Signatories to the Flood Resilient Toronto Charter – which include officials from Toronto Hydro, the Toronto Transit Commission, Conservation Ontario and the provincial environment ministry – will use cutting-edge data and collaborative projects to identify and protect city locations most vulnerable to flooding from storm water, the Toronto Star reported.
On a hot and muggy July day, Chelsea Rochman, an assistant professor of ecology and evolutionary biology at the University of Toronto, and a group of students made their way to the mouth of the Don River, armed with gardening gloves, garbage bags and a first aid kit.
It happened once before, and it could happen again. That’s the warning from ocean scientists at the University of Toronto and the University of California, Santa Cruz in a study published recently in Science that shows how an increase in CO2 in Earth’s atmosphere more than 50 million years ago dramatically changed the chemistry of the planet’s oceans.
Chelsea Rochman, assistant professor of ecology and evolutionary biology at the University of Toronto, says we should be paying close attention to what’s taking place closer to home in the Great Lakes.

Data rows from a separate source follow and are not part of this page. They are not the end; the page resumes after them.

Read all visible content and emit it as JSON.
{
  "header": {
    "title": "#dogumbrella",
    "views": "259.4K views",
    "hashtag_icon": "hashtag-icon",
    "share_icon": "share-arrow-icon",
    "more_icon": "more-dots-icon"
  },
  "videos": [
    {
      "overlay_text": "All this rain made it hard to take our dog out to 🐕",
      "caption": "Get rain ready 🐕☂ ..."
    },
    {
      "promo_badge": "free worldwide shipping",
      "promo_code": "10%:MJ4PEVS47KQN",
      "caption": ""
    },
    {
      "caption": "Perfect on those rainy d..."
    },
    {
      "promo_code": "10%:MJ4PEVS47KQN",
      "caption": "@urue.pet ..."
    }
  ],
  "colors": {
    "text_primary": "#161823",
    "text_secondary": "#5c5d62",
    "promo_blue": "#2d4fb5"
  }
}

“The contamination in the Great Lakes and other bodies of freshwater from plastics and microplastics is ubiquitous,” says Rochman, who looks at plastic debris and its associated chemical contaminants.